Orange-colored sweet potatoes owe their appearance to the carotenoid beta-carotene. As an antioxidant, beta-carotene can help ward off free radicals that damage cells through oxidation, which can speed up aging and make you vulnerable against chronic diseases. This antioxidant can help support your immune system, as well as lower your risk of heart disease and cancer.
Research shows sweet potatoes can help regulate blood sugar because of their ability to raise blood levels of adiponectin, a protein hormone created by your fat cells, to help regulate how your body metabolizes insulin.
Sweet potato extract is said to help reduce inflammation in brain and nerve tissue throughout your body. The phytonutrients within sweet potatoes also influence fibrinogen, an important glycoprotein required for blood clotting. Together with thrombin and fibrin, balanced amounts of fibrinogen are important for wound healing and blood loss prevention.

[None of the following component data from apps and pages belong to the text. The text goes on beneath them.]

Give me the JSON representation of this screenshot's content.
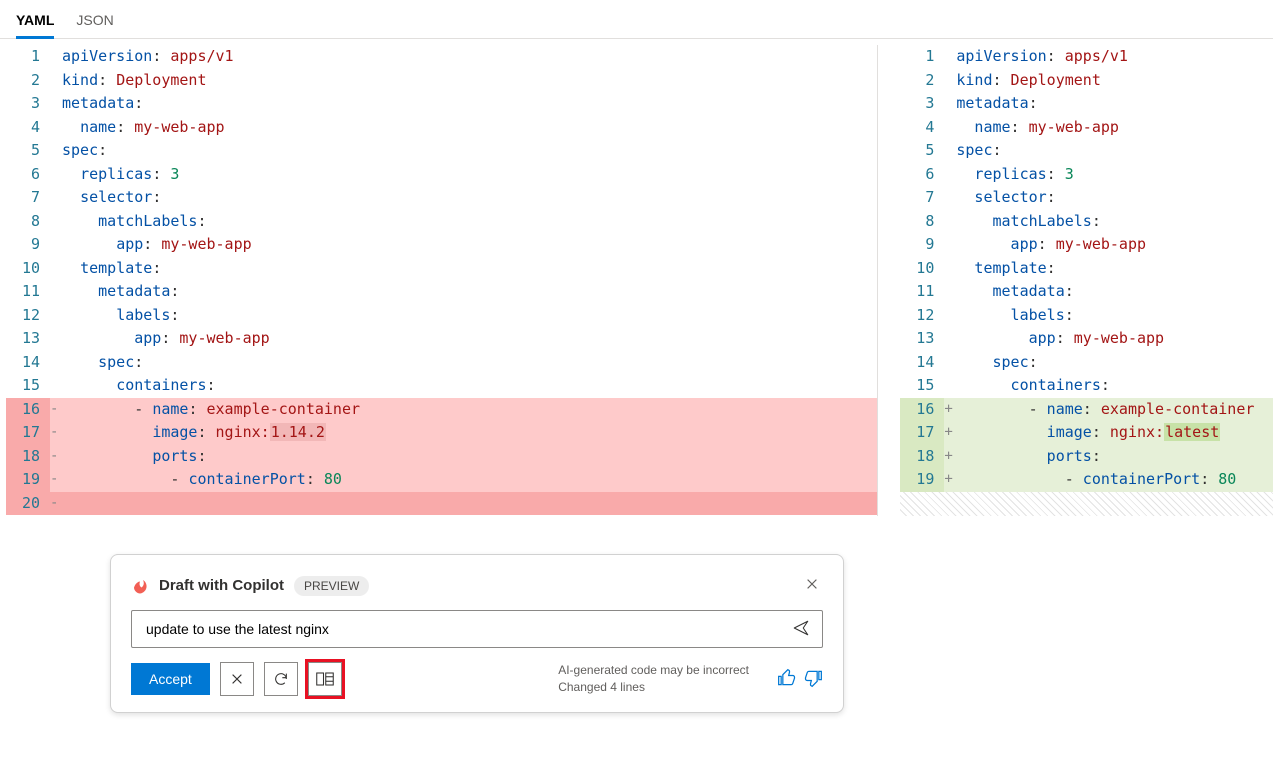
{
  "tabs": {
    "yaml": "YAML",
    "json": "JSON"
  },
  "left": {
    "lines": [
      {
        "n": 1,
        "tokens": [
          {
            "t": "apiVersion",
            "c": "k"
          },
          {
            "t": ": "
          },
          {
            "t": "apps/v1",
            "c": "v"
          }
        ]
      },
      {
        "n": 2,
        "tokens": [
          {
            "t": "kind",
            "c": "k"
          },
          {
            "t": ": "
          },
          {
            "t": "Deployment",
            "c": "v"
          }
        ]
      },
      {
        "n": 3,
        "tokens": [
          {
            "t": "metadata",
            "c": "k"
          },
          {
            "t": ":"
          }
        ]
      },
      {
        "n": 4,
        "tokens": [
          {
            "t": "  "
          },
          {
            "t": "name",
            "c": "k"
          },
          {
            "t": ": "
          },
          {
            "t": "my-web-app",
            "c": "v"
          }
        ]
      },
      {
        "n": 5,
        "tokens": [
          {
            "t": "spec",
            "c": "k"
          },
          {
            "t": ":"
          }
        ]
      },
      {
        "n": 6,
        "tokens": [
          {
            "t": "  "
          },
          {
            "t": "replicas",
            "c": "k"
          },
          {
            "t": ": "
          },
          {
            "t": "3",
            "c": "n"
          }
        ]
      },
      {
        "n": 7,
        "tokens": [
          {
            "t": "  "
          },
          {
            "t": "selector",
            "c": "k"
          },
          {
            "t": ":"
          }
        ]
      },
      {
        "n": 8,
        "tokens": [
          {
            "t": "    "
          },
          {
            "t": "matchLabels",
            "c": "k"
          },
          {
            "t": ":"
          }
        ]
      },
      {
        "n": 9,
        "tokens": [
          {
            "t": "      "
          },
          {
            "t": "app",
            "c": "k"
          },
          {
            "t": ": "
          },
          {
            "t": "my-web-app",
            "c": "v"
          }
        ]
      },
      {
        "n": 10,
        "tokens": [
          {
            "t": "  "
          },
          {
            "t": "template",
            "c": "k"
          },
          {
            "t": ":"
          }
        ]
      },
      {
        "n": 11,
        "tokens": [
          {
            "t": "    "
          },
          {
            "t": "metadata",
            "c": "k"
          },
          {
            "t": ":"
          }
        ]
      },
      {
        "n": 12,
        "tokens": [
          {
            "t": "      "
          },
          {
            "t": "labels",
            "c": "k"
          },
          {
            "t": ":"
          }
        ]
      },
      {
        "n": 13,
        "tokens": [
          {
            "t": "        "
          },
          {
            "t": "app",
            "c": "k"
          },
          {
            "t": ": "
          },
          {
            "t": "my-web-app",
            "c": "v"
          }
        ]
      },
      {
        "n": 14,
        "tokens": [
          {
            "t": "    "
          },
          {
            "t": "spec",
            "c": "k"
          },
          {
            "t": ":"
          }
        ]
      },
      {
        "n": 15,
        "tokens": [
          {
            "t": "      "
          },
          {
            "t": "containers",
            "c": "k"
          },
          {
            "t": ":"
          }
        ]
      },
      {
        "n": 16,
        "mark": "-",
        "cls": "del",
        "tokens": [
          {
            "t": "        - "
          },
          {
            "t": "name",
            "c": "k"
          },
          {
            "t": ": "
          },
          {
            "t": "example-container",
            "c": "v"
          }
        ]
      },
      {
        "n": 17,
        "mark": "-",
        "cls": "del",
        "tokens": [
          {
            "t": "          "
          },
          {
            "t": "image",
            "c": "k"
          },
          {
            "t": ": "
          },
          {
            "t": "nginx:",
            "c": "v"
          },
          {
            "t": "1.14.2",
            "c": "v",
            "hl": "old"
          }
        ]
      },
      {
        "n": 18,
        "mark": "-",
        "cls": "del",
        "tokens": [
          {
            "t": "          "
          },
          {
            "t": "ports",
            "c": "k"
          },
          {
            "t": ":"
          }
        ]
      },
      {
        "n": 19,
        "mark": "-",
        "cls": "del",
        "tokens": [
          {
            "t": "            - "
          },
          {
            "t": "containerPort",
            "c": "k"
          },
          {
            "t": ": "
          },
          {
            "t": "80",
            "c": "n"
          }
        ]
      },
      {
        "n": 20,
        "mark": "-",
        "cls": "del-strong",
        "tokens": []
      }
    ]
  },
  "right": {
    "lines": [
      {
        "n": 1,
        "tokens": [
          {
            "t": "apiVersion",
            "c": "k"
          },
          {
            "t": ": "
          },
          {
            "t": "apps/v1",
            "c": "v"
          }
        ]
      },
      {
        "n": 2,
        "tokens": [
          {
            "t": "kind",
            "c": "k"
          },
          {
            "t": ": "
          },
          {
            "t": "Deployment",
            "c": "v"
          }
        ]
      },
      {
        "n": 3,
        "tokens": [
          {
            "t": "metadata",
            "c": "k"
          },
          {
            "t": ":"
          }
        ]
      },
      {
        "n": 4,
        "tokens": [
          {
            "t": "  "
          },
          {
            "t": "name",
            "c": "k"
          },
          {
            "t": ": "
          },
          {
            "t": "my-web-app",
            "c": "v"
          }
        ]
      },
      {
        "n": 5,
        "tokens": [
          {
            "t": "spec",
            "c": "k"
          },
          {
            "t": ":"
          }
        ]
      },
      {
        "n": 6,
        "tokens": [
          {
            "t": "  "
          },
          {
            "t": "replicas",
            "c": "k"
          },
          {
            "t": ": "
          },
          {
            "t": "3",
            "c": "n"
          }
        ]
      },
      {
        "n": 7,
        "tokens": [
          {
            "t": "  "
          },
          {
            "t": "selector",
            "c": "k"
          },
          {
            "t": ":"
          }
        ]
      },
      {
        "n": 8,
        "tokens": [
          {
            "t": "    "
          },
          {
            "t": "matchLabels",
            "c": "k"
          },
          {
            "t": ":"
          }
        ]
      },
      {
        "n": 9,
        "tokens": [
          {
            "t": "      "
          },
          {
            "t": "app",
            "c": "k"
          },
          {
            "t": ": "
          },
          {
            "t": "my-web-app",
            "c": "v"
          }
        ]
      },
      {
        "n": 10,
        "tokens": [
          {
            "t": "  "
          },
          {
            "t": "template",
            "c": "k"
          },
          {
            "t": ":"
          }
        ]
      },
      {
        "n": 11,
        "tokens": [
          {
            "t": "    "
          },
          {
            "t": "metadata",
            "c": "k"
          },
          {
            "t": ":"
          }
        ]
      },
      {
        "n": 12,
        "tokens": [
          {
            "t": "      "
          },
          {
            "t": "labels",
            "c": "k"
          },
          {
            "t": ":"
          }
        ]
      },
      {
        "n": 13,
        "tokens": [
          {
            "t": "        "
          },
          {
            "t": "app",
            "c": "k"
          },
          {
            "t": ": "
          },
          {
            "t": "my-web-app",
            "c": "v"
          }
        ]
      },
      {
        "n": 14,
        "tokens": [
          {
            "t": "    "
          },
          {
            "t": "spec",
            "c": "k"
          },
          {
            "t": ":"
          }
        ]
      },
      {
        "n": 15,
        "tokens": [
          {
            "t": "      "
          },
          {
            "t": "containers",
            "c": "k"
          },
          {
            "t": ":"
          }
        ]
      },
      {
        "n": 16,
        "mark": "+",
        "cls": "add",
        "tokens": [
          {
            "t": "        - "
          },
          {
            "t": "name",
            "c": "k"
          },
          {
            "t": ": "
          },
          {
            "t": "example-container",
            "c": "v"
          }
        ]
      },
      {
        "n": 17,
        "mark": "+",
        "cls": "add",
        "tokens": [
          {
            "t": "          "
          },
          {
            "t": "image",
            "c": "k"
          },
          {
            "t": ": "
          },
          {
            "t": "nginx:",
            "c": "v"
          },
          {
            "t": "latest",
            "c": "v",
            "hl": "new"
          }
        ]
      },
      {
        "n": 18,
        "mark": "+",
        "cls": "add",
        "tokens": [
          {
            "t": "          "
          },
          {
            "t": "ports",
            "c": "k"
          },
          {
            "t": ":"
          }
        ]
      },
      {
        "n": 19,
        "mark": "+",
        "cls": "add",
        "tokens": [
          {
            "t": "            - "
          },
          {
            "t": "containerPort",
            "c": "k"
          },
          {
            "t": ": "
          },
          {
            "t": "80",
            "c": "n"
          }
        ]
      }
    ]
  },
  "copilot": {
    "title": "Draft with Copilot",
    "badge": "PREVIEW",
    "input_value": "update to use the latest nginx",
    "accept": "Accept",
    "note1": "AI-generated code may be incorrect",
    "note2": "Changed 4 lines"
  }
}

12. Full-Fat Cream
Full-fat cream, particularly raw, organic, and grass-fed varieties, is a superfood for overall health and weight loss. In one study, women who consumed at least one serving of full-fat dairy a day gained 30 percent less weight over a nine-year period than women who ate only low-fat (or no) dairy products.18 Further, consuming 30 ml of cream daily reduced the risk of diabetes by 15 percent and 20 percent respectively, compared to those who ate none.19

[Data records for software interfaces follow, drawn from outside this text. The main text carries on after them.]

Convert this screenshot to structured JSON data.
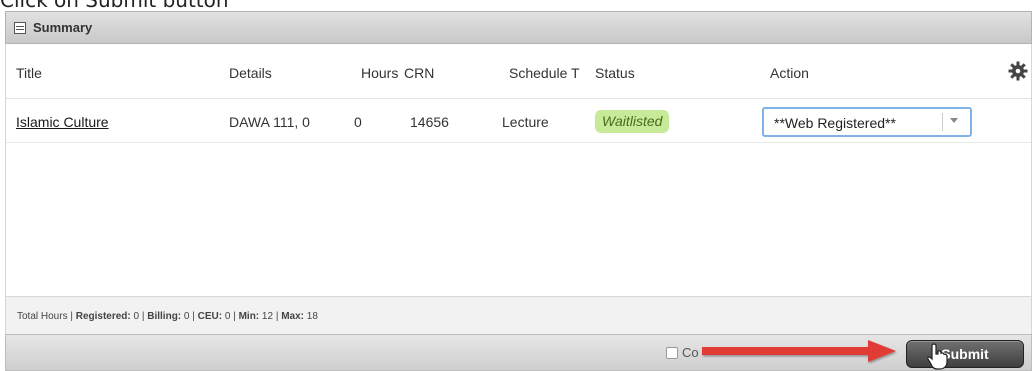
{
  "caption": "Click on Submit button",
  "panel": {
    "title": "Summary"
  },
  "columns": [
    "Title",
    "Details",
    "Hours",
    "CRN",
    "Schedule T",
    "Status",
    "Action"
  ],
  "row": {
    "title": "Islamic Culture",
    "details": "DAWA 111, 0",
    "hours": "0",
    "crn": "14656",
    "schedule": "Lecture",
    "status": "Waitlisted",
    "action": "**Web Registered**"
  },
  "totals": {
    "prefix": "Total Hours | ",
    "registered_label": "Registered:",
    "registered": " 0 | ",
    "billing_label": "Billing:",
    "billing": " 0 | ",
    "ceu_label": "CEU:",
    "ceu": " 0 | ",
    "min_label": "Min:",
    "min": " 12 | ",
    "max_label": "Max:",
    "max": " 18"
  },
  "footer": {
    "conditional_label": "Co",
    "submit_label": "Submit"
  },
  "icons": {
    "summary": "summary-icon",
    "gear": "gear-icon",
    "dropdown": "chevron-down-icon",
    "cursor": "hand-cursor-icon",
    "arrow": "red-arrow-annotation"
  },
  "colors": {
    "status_bg": "#c7ea99",
    "select_border": "#7fb2e6",
    "arrow": "#e03a35",
    "submit_bg": "#4a4a4a"
  }
}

In 2010, a study published in the Annals of Internal Medicine proposed that it’s the palmitoleic acid, which occurs naturally in full-fat dairy products, that protects against insulin resistance and diabetes.20 People who consumed full-fat dairy had higher levels of trans-palmitoleate in their blood, and this translated to a two-thirds lower risk of developing type 2 diabetes compared to people with lower levels. For a truly decadent treat, try splashing some raw grass-fed cream over a bowl full of berries.
Lycopene is a powerful carotenoid antioxidant that gives fruits and vegetables like a pink or red color. It’s most often associated with tomatoes, but watermelon is actually a more concentrated source. Lycopene’s antioxidant activity has long been suggested to be more powerful than that of other carotenoids, such as beta-carotene.
In one study, after controlling for other stroke risk factors, such as older age and diabetes, they found that men with the highest blood levels of lycopene were 55 percent less likely to have a stroke than those with the lowest.21
A 2014 meta-analysis also revealed that lycopene decreased stroke risk (including stroke occurrence or mortality) by more than 19 percent.22 In addition to lowering your risk of stroke, lycopene has been shown to have potential anti-cancer activity, likely due to its antioxidant properties.
A 2014 meta-analysis of 10 studies also showed that dietary lycopene may protect against the risk of ovarian cancer among postmenopausal women.23 There is also some evidence from animal studies that lycopene may help with cancer treatment as well.
Watermelon also contains anti-inflammatory cucurbitacin E, or triterpenoid, which blocks the activity of the pain and inflammation-causing enzyme cyclooxygenase – the same enzyme blocked by COX-2 inhibitors, which include most NSAID drugs like aspirin and ibuprofen. While being very low in calories (about 46 calories in a cup) watermelon also contains an impressive variety of other important nutrients in which many Americans are lacking, including:
- Vitamin C
- Vitamin B6
- Vitamin A
Finally, watermelon should be enjoyed in moderation due to its fructose content. One-sixteenth of a medium watermelon contains 11.3 grams of fructose. In addition, eating melon (including watermelon) alone is best to avoid stomach upset. For more information, watch my interview on food combining with Wayne Pickering.